DIRECTIONS FOR THIS TASK: Among the lines below, count those with the word "heart". Answer with the number only.

* * * *

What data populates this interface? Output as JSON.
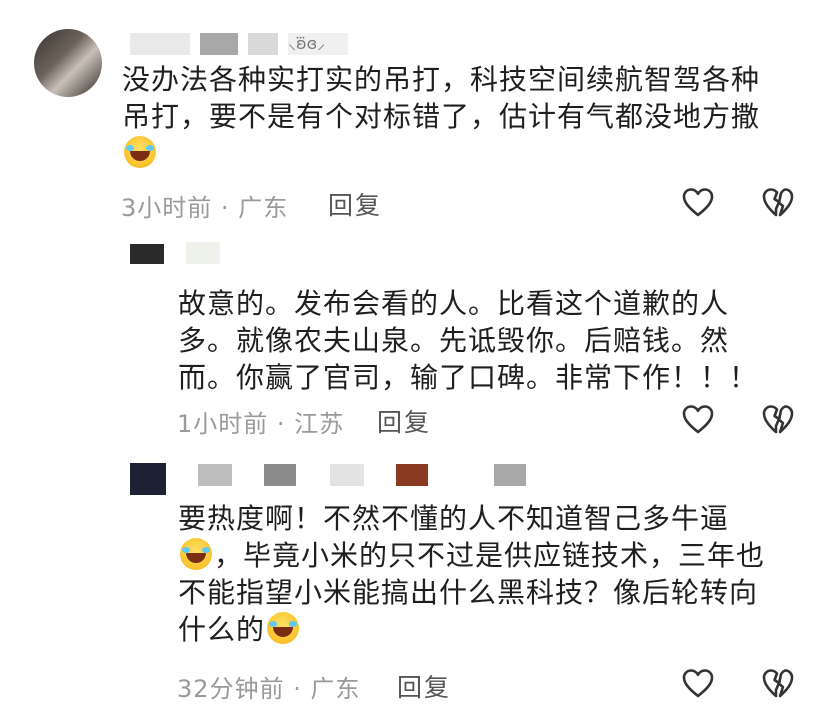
{
  "comments": [
    {
      "text_lines": [
        "没办法各种实打实的吊打，科技空间续航智驾各种",
        "吊打，要不是有个对标错了，估计有气都没地方撒"
      ],
      "time": "3小时前",
      "location": "广东",
      "separator": "·",
      "reply_label": "回复",
      "name_suffix": "⸜ʚ⃛ɞ⸝",
      "emoji_after_text": true
    },
    {
      "text_lines": [
        "故意的。发布会看的人。比看这个道歉的人",
        "多。就像农夫山泉。先诋毁你。后赔钱。然",
        "而。你赢了官司，输了口碑。非常下作！！！"
      ],
      "time": "1小时前",
      "location": "江苏",
      "separator": "·",
      "reply_label": "回复"
    },
    {
      "text_line1": "要热度啊！不然不懂的人不知道智己多牛逼",
      "text_line2": "，毕竟小米的只不过是供应链技术，三年也",
      "text_line3": "不能指望小米能搞出什么黑科技？像后轮转向",
      "text_line4": "什么的",
      "time": "32分钟前",
      "location": "广东",
      "separator": "·",
      "reply_label": "回复"
    }
  ],
  "icons": {
    "like": "heart-outline-icon",
    "dislike": "broken-heart-icon",
    "emoji": "laughing-crying-emoji"
  },
  "colors": {
    "text": "#1f1f1f",
    "meta": "#9a9a9a",
    "reply": "#555555",
    "icon": "#333333"
  }
}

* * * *

EXERCISE SOLUTION: 2